*Assigned task*. All entries below are to be set down again exactly as given.

Web page and app entries
————

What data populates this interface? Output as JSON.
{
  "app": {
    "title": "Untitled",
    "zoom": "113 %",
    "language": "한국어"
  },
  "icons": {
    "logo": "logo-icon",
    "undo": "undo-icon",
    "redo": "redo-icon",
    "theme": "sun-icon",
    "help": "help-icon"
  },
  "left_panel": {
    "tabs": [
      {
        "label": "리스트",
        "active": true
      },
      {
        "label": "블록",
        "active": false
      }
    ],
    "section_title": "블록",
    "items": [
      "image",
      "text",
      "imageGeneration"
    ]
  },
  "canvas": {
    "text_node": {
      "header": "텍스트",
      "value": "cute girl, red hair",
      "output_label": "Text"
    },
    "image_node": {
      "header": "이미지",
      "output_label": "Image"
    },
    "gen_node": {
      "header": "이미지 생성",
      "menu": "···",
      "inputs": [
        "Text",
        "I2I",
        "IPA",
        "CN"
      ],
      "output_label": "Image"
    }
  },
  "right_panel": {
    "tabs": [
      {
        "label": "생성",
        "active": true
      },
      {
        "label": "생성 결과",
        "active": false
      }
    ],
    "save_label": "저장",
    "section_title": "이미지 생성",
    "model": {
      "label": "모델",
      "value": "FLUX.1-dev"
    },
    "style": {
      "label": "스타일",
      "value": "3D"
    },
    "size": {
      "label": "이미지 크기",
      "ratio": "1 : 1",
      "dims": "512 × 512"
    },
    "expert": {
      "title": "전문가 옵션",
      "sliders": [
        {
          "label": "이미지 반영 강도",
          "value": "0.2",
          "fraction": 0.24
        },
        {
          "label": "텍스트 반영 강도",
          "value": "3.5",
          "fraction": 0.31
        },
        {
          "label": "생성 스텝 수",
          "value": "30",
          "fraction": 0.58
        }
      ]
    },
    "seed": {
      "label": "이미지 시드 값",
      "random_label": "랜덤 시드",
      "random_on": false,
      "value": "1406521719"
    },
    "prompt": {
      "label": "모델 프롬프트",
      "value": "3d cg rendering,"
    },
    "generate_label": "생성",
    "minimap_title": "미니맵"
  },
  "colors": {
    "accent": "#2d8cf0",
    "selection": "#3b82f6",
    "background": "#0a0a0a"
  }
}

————

*Response*.
What data populates this interface? Output as JSON.
{
  "app": {
    "title": "Untitled",
    "zoom": "113 %",
    "language": "한국어"
  },
  "icons": {
    "logo": "logo-icon",
    "undo": "undo-icon",
    "redo": "redo-icon",
    "theme": "sun-icon",
    "help": "help-icon"
  },
  "left_panel": {
    "tabs": [
      {
        "label": "리스트",
        "active": true
      },
      {
        "label": "블록",
        "active": false
      }
    ],
    "section_title": "블록",
    "items": [
      "image",
      "text",
      "imageGeneration"
    ]
  },
  "canvas": {
    "text_node": {
      "header": "텍스트",
      "value": "cute girl, red hair",
      "output_label": "Text"
    },
    "image_node": {
      "header": "이미지",
      "output_label": "Image"
    },
    "gen_node": {
      "header": "이미지 생성",
      "menu": "···",
      "inputs": [
        "Text",
        "I2I",
        "IPA",
        "CN"
      ],
      "output_label": "Image"
    }
  },
  "right_panel": {
    "tabs": [
      {
        "label": "생성",
        "active": true
      },
      {
        "label": "생성 결과",
        "active": false
      }
    ],
    "save_label": "저장",
    "section_title": "이미지 생성",
    "model": {
      "label": "모델",
      "value": "FLUX.1-dev"
    },
    "style": {
      "label": "스타일",
      "value": "3D"
    },
    "size": {
      "label": "이미지 크기",
      "ratio": "1 : 1",
      "dims": "512 × 512"
    },
    "expert": {
      "title": "전문가 옵션",
      "sliders": [
        {
          "label": "이미지 반영 강도",
          "value": "0.2",
          "fraction": 0.24
        },
        {
          "label": "텍스트 반영 강도",
          "value": "3.5",
          "fraction": 0.31
        },
        {
          "label": "생성 스텝 수",
          "value": "30",
          "fraction": 0.58
        }
      ]
    },
    "seed": {
      "label": "이미지 시드 값",
      "random_label": "랜덤 시드",
      "random_on": false,
      "value": "1406521719"
    },
    "prompt": {
      "label": "모델 프롬프트",
      "value": "3d cg rendering,"
    },
    "generate_label": "생성",
    "minimap_title": "미니맵"
  },
  "colors": {
    "accent": "#2d8cf0",
    "selection": "#3b82f6",
    "background": "#0a0a0a"
  }
}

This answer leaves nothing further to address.